Individuals with income and super contributions above $250,000 are subject to an additional 15% Div 293 tax on their "low tax contributions" (ie concessional contributions). Concessional contributions include all employer contributions, such as the 9.5% super guarantee and salary sacrifice contributions, and personal contributions for which a deduction has been claimed.

As a result of this Div 293 tax, the effective contributions tax is doubled from 15% to 30% for certain concessional contributions (up to the concessional cap).

The maximum Div 293 tax payable is $3,750 ($25,000 x 15%). Despite this extra 15% tax, there is still an effective tax concession of 15% (ie the top marginal rate – excluding the Medicare levy – less 30%) on concessional contributions.

An extra 44,000 taxpayers have been hit with the additional 15% Division 293 tax for the first time on their superannuation contributions for 2017-18. This follows the reduction in the Div 293 income threshold to $250,000 for 2017-18 (previously $300,000). The income threshold of $250,000 uses a broad tax definition and also includes the low tax contributions (up to $25,000). This means that the Div 293 tax can be triggered for taxpayers with incomes below $250,000 (although the additional tax only applies to amounts above the threshold).

A taxpayer has the option of paying the Div 293 tax liability using their own money, or by electing to release an amount from an existing super balance by completing a Div 293 election form. If a taxpayer makes such an election, the ATO will direct the nominated super fund to release the amount elected to the ATO. Although the election can be made within 60 days using the ATO approved form, a taxpayer still needs to pay the additional tax by the due date to avoid interest charges.

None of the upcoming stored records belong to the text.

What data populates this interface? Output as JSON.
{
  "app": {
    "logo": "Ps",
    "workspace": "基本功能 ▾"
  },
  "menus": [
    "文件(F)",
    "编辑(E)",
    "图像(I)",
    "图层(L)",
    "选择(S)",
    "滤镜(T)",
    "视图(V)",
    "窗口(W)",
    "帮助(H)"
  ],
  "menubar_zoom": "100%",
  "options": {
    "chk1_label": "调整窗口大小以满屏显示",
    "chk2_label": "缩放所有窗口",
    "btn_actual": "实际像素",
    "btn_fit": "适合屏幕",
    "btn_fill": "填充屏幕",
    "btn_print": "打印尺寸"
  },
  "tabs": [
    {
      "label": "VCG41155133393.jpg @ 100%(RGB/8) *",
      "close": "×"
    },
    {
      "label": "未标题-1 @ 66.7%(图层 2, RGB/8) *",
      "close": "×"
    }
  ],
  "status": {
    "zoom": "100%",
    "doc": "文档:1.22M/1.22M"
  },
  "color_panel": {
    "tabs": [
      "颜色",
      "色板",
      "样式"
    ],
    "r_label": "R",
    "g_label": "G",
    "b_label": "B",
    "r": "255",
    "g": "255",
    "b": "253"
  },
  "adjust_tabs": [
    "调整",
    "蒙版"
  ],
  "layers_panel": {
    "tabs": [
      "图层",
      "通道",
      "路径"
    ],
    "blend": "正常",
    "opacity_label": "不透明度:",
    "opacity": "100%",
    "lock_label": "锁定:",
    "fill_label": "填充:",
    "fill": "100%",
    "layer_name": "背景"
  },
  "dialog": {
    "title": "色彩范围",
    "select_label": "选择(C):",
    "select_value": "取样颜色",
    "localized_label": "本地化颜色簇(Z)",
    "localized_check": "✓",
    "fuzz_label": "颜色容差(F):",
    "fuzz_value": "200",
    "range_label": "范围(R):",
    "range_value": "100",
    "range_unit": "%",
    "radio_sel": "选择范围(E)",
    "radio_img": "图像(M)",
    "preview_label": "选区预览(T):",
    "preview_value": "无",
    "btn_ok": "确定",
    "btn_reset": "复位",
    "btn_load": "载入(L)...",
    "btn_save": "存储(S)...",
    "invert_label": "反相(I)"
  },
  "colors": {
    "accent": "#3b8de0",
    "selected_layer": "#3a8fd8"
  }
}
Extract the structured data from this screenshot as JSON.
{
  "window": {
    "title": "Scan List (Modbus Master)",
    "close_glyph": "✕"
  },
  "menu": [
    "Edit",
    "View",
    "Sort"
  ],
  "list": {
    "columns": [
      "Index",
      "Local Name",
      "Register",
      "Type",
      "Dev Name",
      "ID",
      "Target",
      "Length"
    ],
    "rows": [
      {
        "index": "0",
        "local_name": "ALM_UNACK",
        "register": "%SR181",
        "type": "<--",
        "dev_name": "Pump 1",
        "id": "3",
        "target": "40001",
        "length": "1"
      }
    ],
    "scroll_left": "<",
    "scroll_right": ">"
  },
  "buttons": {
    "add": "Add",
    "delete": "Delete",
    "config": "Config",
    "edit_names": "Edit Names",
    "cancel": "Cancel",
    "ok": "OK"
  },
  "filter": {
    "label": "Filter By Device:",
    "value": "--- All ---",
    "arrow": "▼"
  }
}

Negative gearing and many salary packaging arrangements generally will not assist in bringing a taxpayer under the $250,000 income threshold. However, astute taxpayers should be aware of the following:

  • A person who expects to exceed the high-income threshold may wish to consider scaling back their super contributions to only the mandatory 9.5% super guarantee contributions.
  • Reconsider making additional contributions for a financial year if also anticipating a large one-off amount of taxable income during an income year. For example, an employment termination payment or a large net capital gain will flow through into the taxpayer's taxable income and may push them above the high-income threshold and trigger the Div 293 tax for that income year.
  • Taxpayers that only exceed the $250,000 income threshold due to their investment income should consider transferring such investments into another structure, such as a bucket company, rather than in their personal capacity, so that this additional income is not counted towards their Div 293 income threshold. Such a structure would have its own additional costs, CGT implications and reduced flexibility but could nevertheless save an impacted taxpayer up to $3,750 per year in Div 293 tax.
  • Labor, if elected, has proposed to further reduce the Div 293 income threshold to $200,000 and drag more taxpayers into the Div 293 net.

Need more guidance?

If you are one of these unlucky taxpayers to be hit with Div 293 tax, talk to us today about your options to pay the tax personally or withdraw an amount from your super fund. Likewise, we can discuss your income tax and superannuation situation to investigate strategies to stay under the Div 293 threshold or minimise the amount of tax payable.

Call us at Robert Goodman Accountants on 07 3289 1700 or email us at reception@rgoodman.com.au.  © Copyright 2019. All rights reserved. Source: Thomson Reuters. Brought to you by Robert Goodman Accountants.